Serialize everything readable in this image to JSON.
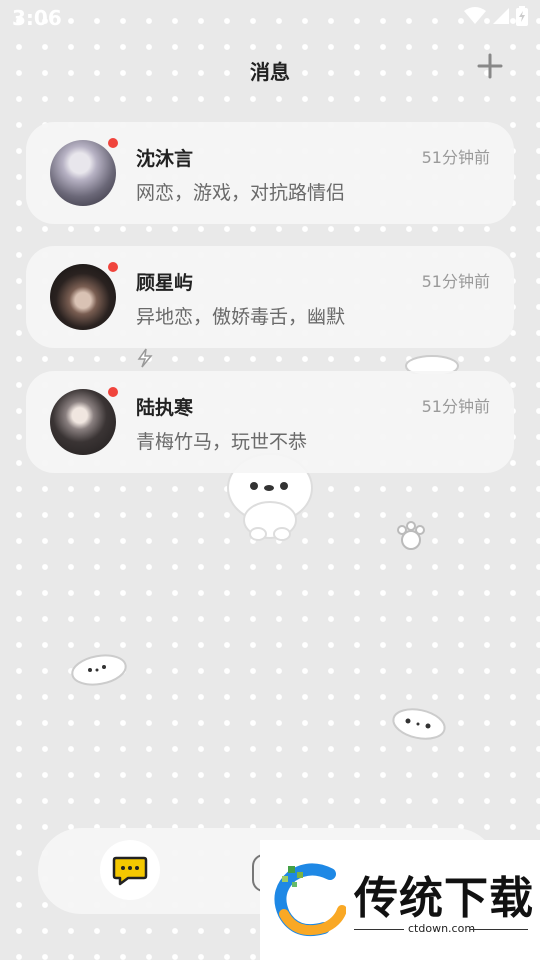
{
  "status": {
    "time": "3:06"
  },
  "header": {
    "title": "消息",
    "add_icon": "plus-icon"
  },
  "conversations": [
    {
      "name": "沈沐言",
      "time": "51分钟前",
      "preview": "网恋，游戏，对抗路情侣",
      "unread": true
    },
    {
      "name": "顾星屿",
      "time": "51分钟前",
      "preview": "异地恋，傲娇毒舌，幽默",
      "unread": true
    },
    {
      "name": "陆执寒",
      "time": "51分钟前",
      "preview": "青梅竹马，玩世不恭",
      "unread": true
    }
  ],
  "bottom_nav": {
    "chat_icon": "chat-bubble-icon"
  },
  "watermark": {
    "text": "传统下载",
    "url": "ctdown.com"
  },
  "colors": {
    "unread_dot": "#f0443c",
    "chat_icon_accent": "#f5c800"
  }
}
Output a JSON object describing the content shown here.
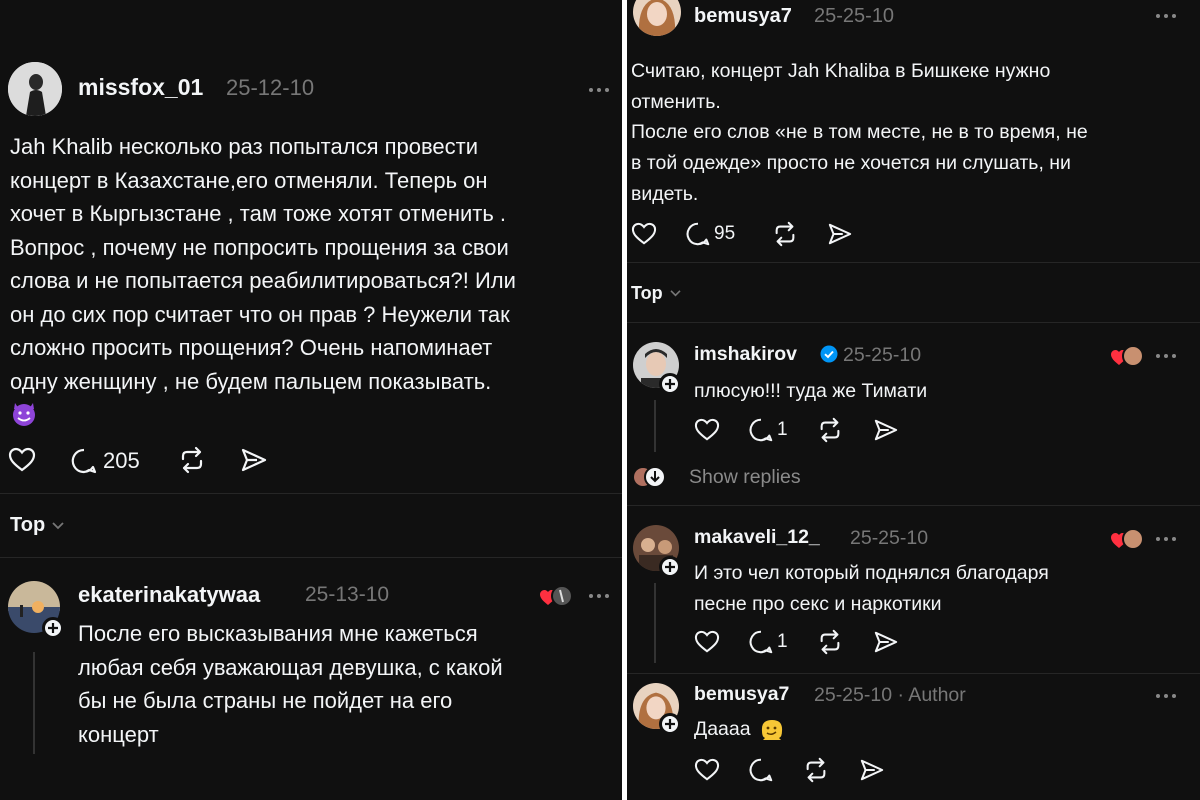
{
  "left": {
    "post": {
      "username": "missfox_01",
      "date": "25-12-10",
      "lines": [
        "Jah Khalib несколько раз попытался провести",
        "концерт в Казахстане,его отменяли. Теперь он",
        "хочет в Кыргызстане , там тоже хотят отменить .",
        "Вопрос , почему не попросить прощения за свои",
        "слова и не попытается реабилитироваться?! Или",
        "он до сих пор считает что он прав ? Неужели так",
        "сложно просить прощения? Очень напоминает",
        "одну женщину , не будем пальцем показывать."
      ],
      "emoji_icon": "smiling-devil-emoji",
      "reply_count": "205"
    },
    "sort_label": "Top",
    "reply": {
      "username": "ekaterinakatywaa",
      "date": "25-13-10",
      "lines": [
        "После его высказывания мне кажеться",
        "любая себя уважающая девушка, с какой",
        "бы не была страны не пойдет на его",
        "концерт"
      ]
    }
  },
  "right": {
    "post": {
      "username": "bemusya7",
      "date": "25-25-10",
      "lines": [
        "Считаю, концерт Jah Khaliba в Бишкеке нужно",
        "отменить."
      ],
      "lines2": [
        "После его слов «не в том месте, не в то время, не",
        "в той одежде» просто не хочется ни слушать, ни",
        "видеть."
      ],
      "reply_count": "95"
    },
    "sort_label": "Top",
    "replies": [
      {
        "username": "imshakirov",
        "verified": true,
        "date": "25-25-10",
        "text": "плюсую!!! туда же Тимати",
        "reply_count": "1"
      },
      {
        "username": "makaveli_12_",
        "date": "25-25-10",
        "lines": [
          "И это чел который поднялся благодаря",
          "песне про секс и наркотики"
        ],
        "reply_count": "1"
      },
      {
        "username": "bemusya7",
        "date": "25-25-10 · Author",
        "text": "Даааа",
        "emoji_icon": "melting-face-emoji"
      }
    ],
    "show_replies_label": "Show replies"
  },
  "colors": {
    "background": "#101010",
    "text": "#f3f5f7",
    "muted": "#777777",
    "heart": "#ff3040",
    "verified": "#0095f6"
  }
}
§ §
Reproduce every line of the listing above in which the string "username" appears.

      "username": "missfox_01",
      "username": "ekaterinakatywaa",
      "username": "bemusya7",
        "username": "imshakirov",
        "username": "makaveli_12_",
        "username": "bemusya7",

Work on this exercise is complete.